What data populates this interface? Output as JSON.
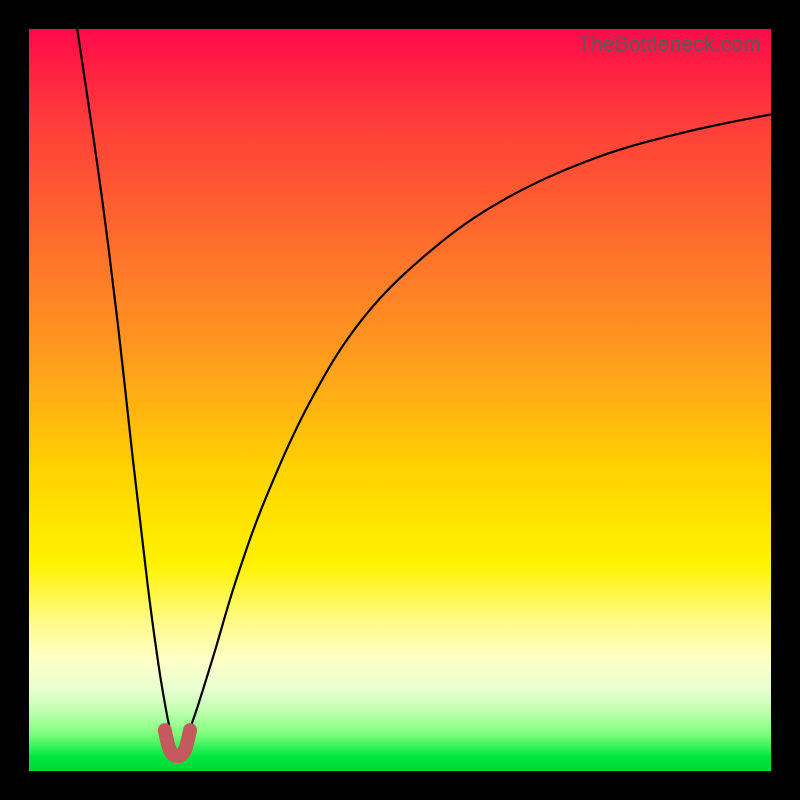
{
  "watermark": "TheBottleneck.com",
  "colors": {
    "frame": "#000000",
    "curve": "#000000",
    "cup_marker": "#c45a5d",
    "gradient_top": "#ff0a4a",
    "gradient_bottom": "#00d835"
  },
  "chart_data": {
    "type": "line",
    "title": "",
    "xlabel": "",
    "ylabel": "",
    "xlim": [
      0,
      100
    ],
    "ylim": [
      0,
      100
    ],
    "grid": false,
    "legend": false,
    "note": "Bottleneck-style V curve; values are percentages of plot area (read off pixel positions). x=0 left edge, y=0 bottom.",
    "minimum": {
      "x": 20,
      "y": 2
    },
    "series": [
      {
        "name": "left-branch",
        "description": "Steep descending arc from top-left corner down to the minimum cup",
        "x": [
          6.5,
          8,
          10,
          12,
          14,
          16,
          17.5,
          18.7,
          19.5,
          20
        ],
        "y": [
          100,
          90,
          76,
          60,
          42,
          25,
          14,
          7,
          3.5,
          2
        ]
      },
      {
        "name": "right-branch",
        "description": "Rising arc from the minimum cup out to the upper-right edge",
        "x": [
          20,
          21,
          22.5,
          25,
          28,
          32,
          38,
          45,
          54,
          64,
          76,
          88,
          100
        ],
        "y": [
          2,
          4,
          8,
          16,
          26,
          37,
          50,
          61,
          70,
          77,
          82.5,
          86,
          88.5
        ]
      },
      {
        "name": "cup-marker",
        "description": "Thick salmon U-shaped marker at the curve minimum",
        "x": [
          18.3,
          19,
          20,
          21,
          21.7
        ],
        "y": [
          5.5,
          2.8,
          2,
          2.8,
          5.5
        ],
        "color": "#c45a5d"
      }
    ]
  }
}
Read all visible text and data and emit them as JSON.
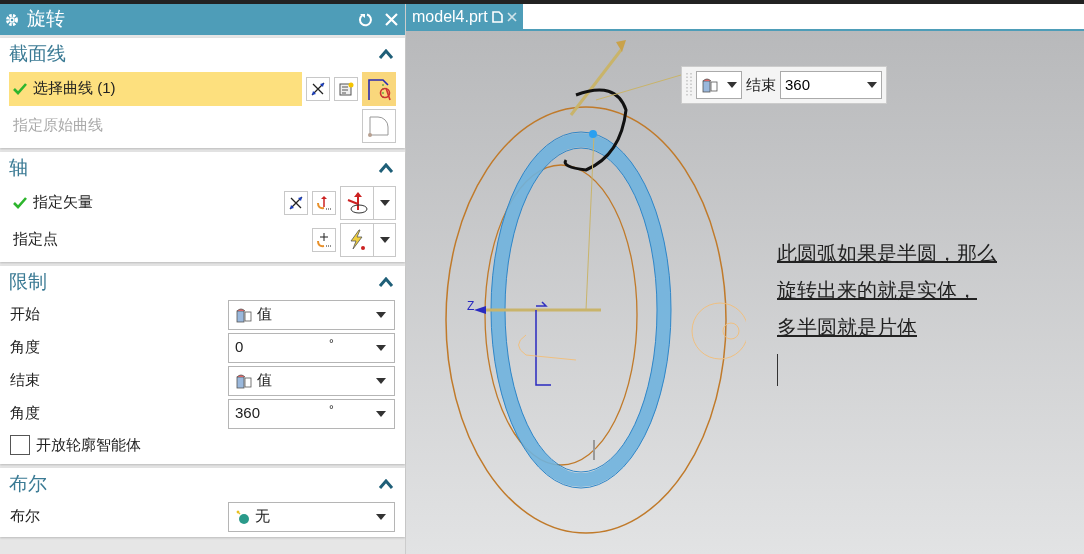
{
  "dialog": {
    "title": "旋转"
  },
  "sections": [
    {
      "title": "截面线",
      "expanded": true,
      "rows": [
        {
          "kind": "curve",
          "label": "选择曲线 (1)",
          "checked": true,
          "selected": true,
          "disabled": false
        },
        {
          "kind": "origin",
          "label": "指定原始曲线",
          "checked": false,
          "selected": false,
          "disabled": true
        }
      ]
    },
    {
      "title": "轴",
      "expanded": true,
      "rows": [
        {
          "kind": "vector",
          "label": "指定矢量",
          "checked": true,
          "selected": false,
          "disabled": false
        },
        {
          "kind": "point",
          "label": "指定点",
          "checked": false,
          "selected": false,
          "disabled": false
        }
      ]
    },
    {
      "title": "限制",
      "expanded": true,
      "rows": [
        {
          "kind": "method",
          "label": "开始",
          "value": "值"
        },
        {
          "kind": "angle",
          "label": "角度",
          "value": "0",
          "unit": "°"
        },
        {
          "kind": "method",
          "label": "结束",
          "value": "值"
        },
        {
          "kind": "angle",
          "label": "角度",
          "value": "360",
          "unit": "°"
        },
        {
          "kind": "checkbox",
          "label": "开放轮廓智能体",
          "checked": false
        }
      ]
    },
    {
      "title": "布尔",
      "expanded": true,
      "rows": [
        {
          "kind": "boolean",
          "label": "布尔",
          "value": "无"
        }
      ]
    }
  ],
  "tab": {
    "label": "model4.prt"
  },
  "axis_label": "Z",
  "float_toolbar": {
    "label": "结束",
    "value": "360"
  },
  "annotation": [
    "此圆弧如果是半圆，那么",
    "旋转出来的就是实体，",
    "多半圆就是片体"
  ]
}
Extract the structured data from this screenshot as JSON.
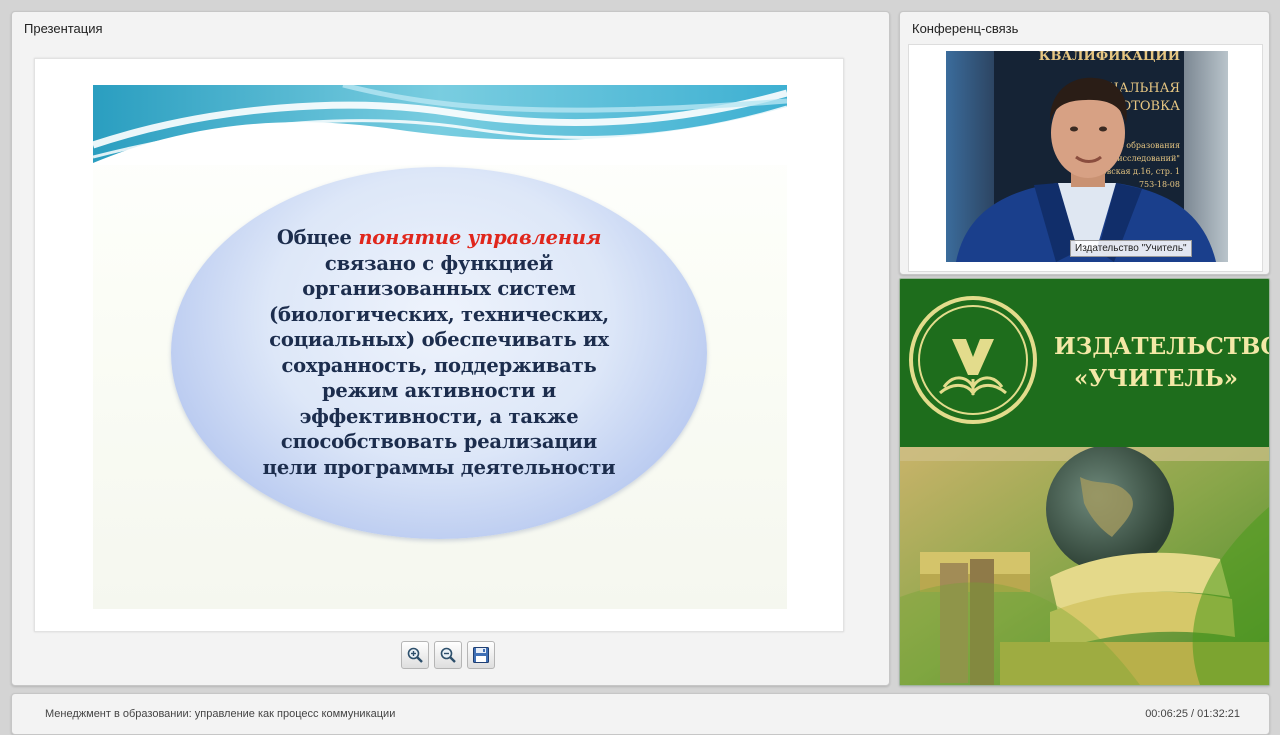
{
  "presentation": {
    "title": "Презентация",
    "slide": {
      "text_before": "Общее ",
      "highlight": "понятие управления",
      "lines": [
        "связано с функцией",
        "организованных систем",
        "(биологических, технических,",
        "социальных) обеспечивать их",
        "сохранность, поддерживать",
        "режим активности и",
        "эффективности, а также",
        "способствовать реализации",
        "цели программы деятельности"
      ]
    },
    "toolbar": {
      "zoom_in": "zoom-in-icon",
      "zoom_out": "zoom-out-icon",
      "save": "save-icon"
    }
  },
  "conference": {
    "title": "Конференц-связь",
    "caption": "Издательство \"Учитель\"",
    "background_sign": [
      "КВАЛИФИКАЦИИ",
      "ОНАЛЬНАЯ",
      "ОДГОТОВКА",
      "центр образования",
      "рных исследований\"",
      "ковская д.16, стр. 1",
      "753-18-08"
    ]
  },
  "promo": {
    "title_line1": "ИЗДАТЕЛЬСТВО",
    "title_line2": "«УЧИТЕЛЬ»"
  },
  "status": {
    "course_title": "Менеджмент в образовании: управление как процесс коммуникации",
    "time": "00:06:25 / 01:32:21"
  },
  "colors": {
    "highlight": "#e0261c",
    "promo_green": "#1e6d1c",
    "promo_gold": "#f3e8a6",
    "slide_text": "#1c2d4d"
  }
}
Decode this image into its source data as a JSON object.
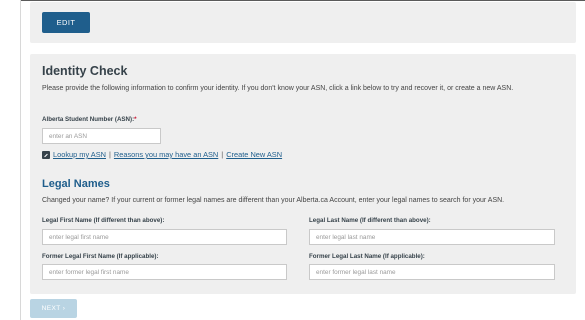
{
  "edit_panel": {
    "edit_label": "EDIT"
  },
  "identity": {
    "title": "Identity Check",
    "description": "Please provide the following information to confirm your identity. If you don't know your ASN, click a link below to try and recover it, or create a new ASN.",
    "asn_label": "Alberta Student Number (ASN):",
    "required_marker": "*",
    "asn_placeholder": "enter an ASN",
    "links": {
      "lookup": "Lookup my ASN",
      "reasons": "Reasons you may have an ASN",
      "create": "Create New ASN",
      "separator": "|"
    }
  },
  "legal": {
    "title": "Legal Names",
    "description": "Changed your name? If your current or former legal names are different than your Alberta.ca Account, enter your legal names to search for your ASN.",
    "first_label": "Legal First Name (If different than above):",
    "first_placeholder": "enter legal first name",
    "last_label": "Legal Last Name (If different than above):",
    "last_placeholder": "enter legal last name",
    "former_first_label": "Former Legal First Name (If applicable):",
    "former_first_placeholder": "enter former legal first name",
    "former_last_label": "Former Legal Last Name (If applicable):",
    "former_last_placeholder": "enter former legal last name"
  },
  "footer": {
    "next_label": "NEXT",
    "next_arrow": "›"
  },
  "colors": {
    "primary": "#1f5e8c",
    "panel_bg": "#efefef",
    "disabled": "#b9d4e3",
    "required": "#c8102e"
  }
}
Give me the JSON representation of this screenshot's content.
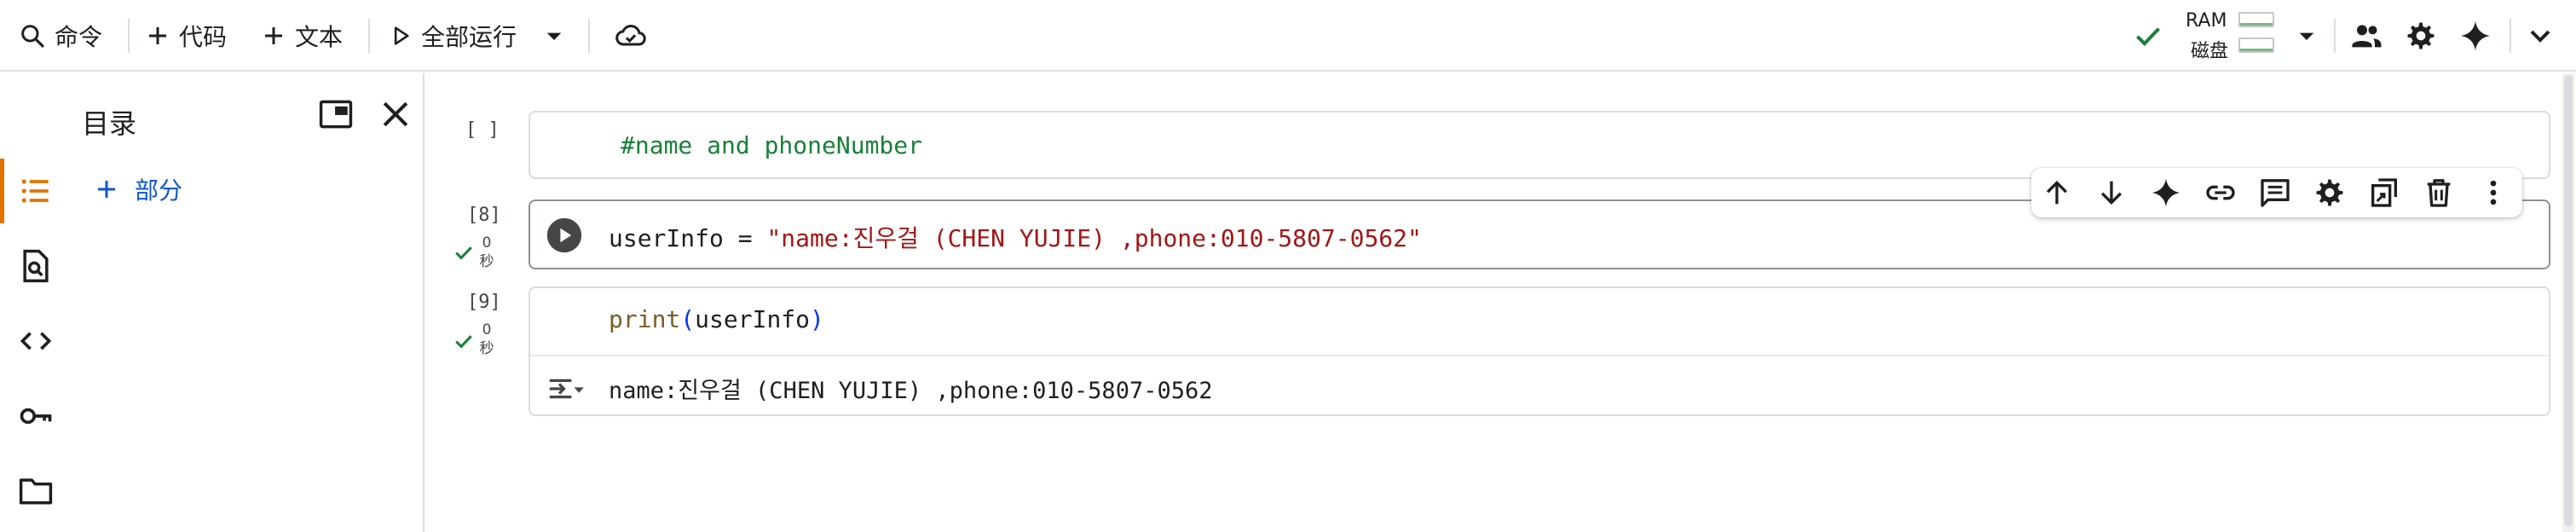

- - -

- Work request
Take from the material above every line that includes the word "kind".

- Answer below
          "kind": "curve",
          "kind": "origin",
          "kind": "vector",
          "kind": "point",
          "kind": "method",
          "kind": "angle",
          "kind": "method",
          "kind": "angle",
          "kind": "checkbox",
          "kind": "boolean",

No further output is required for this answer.